Now a year and a half removed from Tommy John surgery, Flexen has showed he is no more than a two pitch pitcher, but those pitches have promise. Towards the end of the St. Lucie season Flexen was sitting in the mid 90s with the ability to ramp up his fastball into the high 90s. He has a promising curveball with a sharp late bite. Both pitches are difficult to hit. A player with this fastball/curveball combination catches the eye of all organizations, and it goes a long way to explain why the Mets added Flexen to the 40-man roster.
The obvious question here is if the above is true, then why did Flexen have such pedestrian stats for St. Lucie last season. The answer is his command. While Flexen has a good fastball and curveball, he has difficulty controlling it. When you have difficulty controlling your two best pitches, you are going to walk too many people, fail to generate strikeouts, and you are going to have high pitch counts. This was exactly what MMN‘s Ernest Dove saw:
My eye ball test showed numerous working off the counts by opposing batters, leading to the high pitch count by Flexen on the night even while only allowing one hit all game. For me the key for Flexen will be consistency around the strike zone with his curve going forward. Physically he looks strong and solid, and showed ability to get out of jams due to walks and utilizing his defense behind him to make the plays. Not a lot of hard contact was made off Flexen during the game I attended.

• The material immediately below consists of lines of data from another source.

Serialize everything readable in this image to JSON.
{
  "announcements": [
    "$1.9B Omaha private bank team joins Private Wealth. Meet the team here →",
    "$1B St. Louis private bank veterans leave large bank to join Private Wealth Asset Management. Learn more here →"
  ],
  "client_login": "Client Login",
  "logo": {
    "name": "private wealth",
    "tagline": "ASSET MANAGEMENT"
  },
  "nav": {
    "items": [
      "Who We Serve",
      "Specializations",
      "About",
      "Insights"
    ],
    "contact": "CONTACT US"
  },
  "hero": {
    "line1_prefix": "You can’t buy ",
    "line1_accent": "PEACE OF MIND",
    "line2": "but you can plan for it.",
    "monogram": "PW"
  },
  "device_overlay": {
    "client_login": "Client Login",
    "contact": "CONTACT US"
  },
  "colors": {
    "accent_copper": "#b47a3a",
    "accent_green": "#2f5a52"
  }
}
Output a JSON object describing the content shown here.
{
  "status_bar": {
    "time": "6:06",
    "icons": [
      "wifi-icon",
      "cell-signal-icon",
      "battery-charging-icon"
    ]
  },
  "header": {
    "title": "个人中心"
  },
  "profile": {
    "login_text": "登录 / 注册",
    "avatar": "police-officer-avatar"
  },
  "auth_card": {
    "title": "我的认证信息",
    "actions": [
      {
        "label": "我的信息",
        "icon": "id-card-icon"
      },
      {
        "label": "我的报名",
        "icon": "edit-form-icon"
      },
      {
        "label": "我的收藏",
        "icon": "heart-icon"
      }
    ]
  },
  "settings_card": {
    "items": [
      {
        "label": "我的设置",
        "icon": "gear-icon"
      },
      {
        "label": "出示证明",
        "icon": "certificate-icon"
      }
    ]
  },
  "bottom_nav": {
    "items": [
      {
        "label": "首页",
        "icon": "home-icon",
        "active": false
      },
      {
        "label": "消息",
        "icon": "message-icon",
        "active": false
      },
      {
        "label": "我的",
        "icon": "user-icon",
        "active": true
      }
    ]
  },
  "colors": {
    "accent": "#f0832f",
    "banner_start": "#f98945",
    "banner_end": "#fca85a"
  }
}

This start wasn’t an outlier for Flexen. It’s been the norm for him during his professional career, and if he doesn’t address these issues it’s eventually going to stunt his career. With that said, a pitcher with Flexen’s fastball and curveball needs to be given every opportunity to succeed.
The main thing Flexen is going to have to do is harness these pitches. Likely, both can be addressed by fixing Flexen’s delivery. At the moment, he tends to throw a bit across his body thereby causing some of his control issues. By fine tuning his stride to the plate, he could very well improve his command. Fortunately, this is an area where Binghamton Rumble Ponies pitching coach Glenn Abbott has helped Mets pitchers in the past.
The next thing Flexen needs is another pitch. While his change-up has shown some promise, it still does not have the downward movement it needs to be an effective pitch. It is possible a new grip could help, but more likely than not Flexen is going to have to develop a slider, a pitch he has dabbled with and throws infrequently. Fortunately for him, he happens to be in an organization that specializes in helping pitcher learn the slider.
Predominately because of the organization he’s in, there is legitimate reason to be bullish on Flexen’s development. With better command and a slider, he projects to be a middle of the rotation starter. If he can truly harness that slider like many in the Mets organization have and/or make his change-up an effective pitch, he could turn out to be more. It should be noted Flexen has been noted as a hard worker who is willing to learn. It’s just time for the hard work to start turning into results.
With all the positives noted, Flexen still has not developed the command you would hope, and he is still working on a third pitch. At this point in his career, he looks to be a reliever with a high upside.
2017 Outlook –
After pitching in St. Lucie for a full season, Flexen should begin the 2017 season with AA Binghamton. Where he goes from there is anyone’s guess. If the Mets pitching staff faces the same number of injuries they did in 2016, there is a clear and definable path for him to make it to the major leagues in a similar fashion that Robert Gsellman did last year. However, this is going to depend on Flexen learning to both command his pitches and develop a third pitch.
2017 MMN TOP 100 PROSPECTS